The final project of the class was the analysis, design, and fabricating of a small desktop lathe that can cut steel to an accuracy of .002”. All students were provided with a CAD assembly containing an example lathe, and a box of supplied parts including bearings, castings, and fasteners. There was a catch though. Many aspects of the CAD were intentionally incorrect, and if built without thorough analysis, would only show up after being put together (My group and I found all the “traps” but one!)
This format allowed each student group to analyze, design, build, and test a lathe during the semester.
First, my group and I started on the spindle assembly.
|The spindle subassembly|
The design consisted of a steel spindle shaft with a press fit taper bearing installed into an aluminum housing, with an axially “free” taper bearing opposed, preloaded by a Belleville washer.
|The free body diagram of the spindle shaft|
The analysis for the subassembly consisted of sizing the spindle shaft to minimize deflections at expected loads, correctly sizing the bearing press fit, and choosing the proper preload for the rear bearing to avoid excessive heat generation while maximizing stiffness.
|Machining the spindle shaft|
Once completed, the group and I devised and performed experiments to evaluate the spindle’s stiffness, torque, and thermal performance against our functional requirements.
| | |:–:| | Testing the completed spindle assembly for deflection under load | —
With the spindle assembly validated, it was time to work on the cross slide, or X-axis, of the lathe. The design framework established by the course staff involved a large flexure that formed the basis of the cross slide assembly. This was my first introduction to flexures, and I was absolutely fascinated by them. Using a flexure for the lathe’s X-axis allowed for flexibility in the desired direction, stiffness where needed, and precise movements all from a 2D waterjet part.
|The large flexure that serves as the basis for the lathe’s cross slide|
The design of the flexure called for a 2D waterjet operation out of a sheet of aluminum, and its design and manufacturing requirements prompted the following analyses:
- Stiffness in X, Y, and Z
- Can the flexure move far enough in the desired direction without plastically deforming?
- Resonant frequencies and how they may interact with vibrations of the lathe
- Waterjet tolerances and their effect on the thickness of each rib
- Fatigue and lifetime

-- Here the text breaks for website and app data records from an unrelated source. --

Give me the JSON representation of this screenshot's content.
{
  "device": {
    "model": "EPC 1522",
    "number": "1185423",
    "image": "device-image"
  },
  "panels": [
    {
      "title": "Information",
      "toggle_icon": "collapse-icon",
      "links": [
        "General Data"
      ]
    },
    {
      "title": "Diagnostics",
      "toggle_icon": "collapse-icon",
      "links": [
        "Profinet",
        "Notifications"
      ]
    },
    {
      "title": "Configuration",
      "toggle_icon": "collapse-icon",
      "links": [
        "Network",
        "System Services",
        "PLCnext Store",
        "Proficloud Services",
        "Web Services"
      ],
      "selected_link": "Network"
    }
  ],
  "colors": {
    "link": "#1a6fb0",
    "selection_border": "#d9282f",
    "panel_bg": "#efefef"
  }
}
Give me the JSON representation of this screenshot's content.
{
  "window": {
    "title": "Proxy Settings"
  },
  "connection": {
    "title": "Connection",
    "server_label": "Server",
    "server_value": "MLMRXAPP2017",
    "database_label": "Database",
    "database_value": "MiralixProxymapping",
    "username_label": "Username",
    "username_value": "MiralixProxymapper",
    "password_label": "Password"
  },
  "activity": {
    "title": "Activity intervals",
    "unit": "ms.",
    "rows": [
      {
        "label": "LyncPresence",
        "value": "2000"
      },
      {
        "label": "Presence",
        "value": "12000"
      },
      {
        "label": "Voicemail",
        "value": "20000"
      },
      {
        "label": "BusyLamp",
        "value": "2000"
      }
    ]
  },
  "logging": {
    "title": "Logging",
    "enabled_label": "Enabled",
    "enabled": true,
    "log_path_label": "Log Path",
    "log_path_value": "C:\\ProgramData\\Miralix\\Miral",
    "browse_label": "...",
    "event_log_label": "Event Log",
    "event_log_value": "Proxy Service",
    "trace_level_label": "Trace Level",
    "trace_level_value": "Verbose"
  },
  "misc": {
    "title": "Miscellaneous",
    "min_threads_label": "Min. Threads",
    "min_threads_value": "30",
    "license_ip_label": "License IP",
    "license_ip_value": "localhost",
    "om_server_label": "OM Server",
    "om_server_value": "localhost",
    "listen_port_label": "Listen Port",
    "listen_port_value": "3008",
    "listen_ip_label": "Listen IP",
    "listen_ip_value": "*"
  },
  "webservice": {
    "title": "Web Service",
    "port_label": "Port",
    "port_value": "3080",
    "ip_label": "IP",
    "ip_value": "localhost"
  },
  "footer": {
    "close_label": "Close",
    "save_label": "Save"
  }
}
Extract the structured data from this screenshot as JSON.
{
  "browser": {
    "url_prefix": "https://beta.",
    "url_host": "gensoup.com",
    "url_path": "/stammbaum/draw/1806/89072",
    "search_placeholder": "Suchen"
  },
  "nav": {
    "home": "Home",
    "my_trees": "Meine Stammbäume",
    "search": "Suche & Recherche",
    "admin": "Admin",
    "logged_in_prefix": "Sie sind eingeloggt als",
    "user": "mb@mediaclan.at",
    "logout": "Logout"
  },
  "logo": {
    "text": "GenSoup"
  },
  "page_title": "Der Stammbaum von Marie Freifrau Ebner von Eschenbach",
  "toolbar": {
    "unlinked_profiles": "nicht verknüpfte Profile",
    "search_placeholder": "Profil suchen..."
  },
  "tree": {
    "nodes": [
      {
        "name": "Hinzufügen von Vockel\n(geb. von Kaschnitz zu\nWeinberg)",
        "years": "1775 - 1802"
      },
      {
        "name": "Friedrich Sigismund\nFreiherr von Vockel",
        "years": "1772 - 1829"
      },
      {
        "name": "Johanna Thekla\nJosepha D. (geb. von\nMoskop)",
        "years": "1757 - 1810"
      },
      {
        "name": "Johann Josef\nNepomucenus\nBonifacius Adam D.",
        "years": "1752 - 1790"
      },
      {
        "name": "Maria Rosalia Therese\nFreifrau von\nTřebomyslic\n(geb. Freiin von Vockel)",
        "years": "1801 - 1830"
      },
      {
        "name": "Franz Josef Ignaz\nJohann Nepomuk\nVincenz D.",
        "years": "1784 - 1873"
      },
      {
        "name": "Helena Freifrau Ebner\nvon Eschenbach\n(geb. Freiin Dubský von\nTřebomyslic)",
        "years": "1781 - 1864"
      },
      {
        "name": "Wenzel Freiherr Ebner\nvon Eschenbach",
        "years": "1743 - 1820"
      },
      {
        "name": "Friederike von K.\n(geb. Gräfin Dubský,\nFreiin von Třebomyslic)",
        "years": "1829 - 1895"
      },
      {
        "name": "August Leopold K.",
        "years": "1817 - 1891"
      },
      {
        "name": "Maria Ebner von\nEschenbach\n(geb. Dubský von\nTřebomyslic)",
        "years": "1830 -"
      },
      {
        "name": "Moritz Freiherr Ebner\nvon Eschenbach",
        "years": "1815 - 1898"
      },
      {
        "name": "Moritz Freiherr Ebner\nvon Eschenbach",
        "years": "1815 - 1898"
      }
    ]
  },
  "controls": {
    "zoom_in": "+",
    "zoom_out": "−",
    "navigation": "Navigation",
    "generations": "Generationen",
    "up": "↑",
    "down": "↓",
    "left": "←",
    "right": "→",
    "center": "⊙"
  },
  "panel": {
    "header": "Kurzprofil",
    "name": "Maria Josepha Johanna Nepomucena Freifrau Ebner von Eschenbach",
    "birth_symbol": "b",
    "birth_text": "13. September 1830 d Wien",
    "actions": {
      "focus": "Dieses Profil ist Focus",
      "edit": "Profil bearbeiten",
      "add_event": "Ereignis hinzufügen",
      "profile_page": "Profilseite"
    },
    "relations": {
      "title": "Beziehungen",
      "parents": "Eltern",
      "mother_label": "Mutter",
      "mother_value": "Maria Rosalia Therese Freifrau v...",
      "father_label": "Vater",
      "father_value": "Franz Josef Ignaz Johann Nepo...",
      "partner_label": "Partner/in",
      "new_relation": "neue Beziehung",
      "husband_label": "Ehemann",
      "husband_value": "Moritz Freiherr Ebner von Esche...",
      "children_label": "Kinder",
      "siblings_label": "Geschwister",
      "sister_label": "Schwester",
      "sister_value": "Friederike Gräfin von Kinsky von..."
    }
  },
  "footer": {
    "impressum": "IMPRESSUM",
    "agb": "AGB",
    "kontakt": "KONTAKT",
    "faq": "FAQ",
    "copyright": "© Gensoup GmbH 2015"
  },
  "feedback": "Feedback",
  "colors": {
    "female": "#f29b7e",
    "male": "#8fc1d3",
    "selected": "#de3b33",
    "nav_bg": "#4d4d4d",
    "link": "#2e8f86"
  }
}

With a desired range of travel and stiffness in each direction, we selected the thickness of the “ribs” of the flexure and manufactured the flexure using a CNC waterjet.
| | |:–:| | The large flexure that serves as the basis for the lathe’s cross slide | —
One of the most important takeaways for machine design is creating an “error budget” for the machine. This budget specifies a certain amount of allowable deflection, and this helps inform the stiffness and construction of each subassembly and how much you can draw from your error budget. In this case, we established a mathematical model of the entire machine using homogeneous transformation matrices.
|The machine represented as a stick model, deflecting under expected cutting load.|
By iterating and refining this model as we designed, constructed, and tested each assembly, we could stay on top of our allowable machine error.
There was a lot more to this project, but I just wanted to share some of the components that give a glimpse into the work that goes into machine design. One other fascinating part of the project involved the analysis and design of self-centering flat belt pulleys that other team members worked on.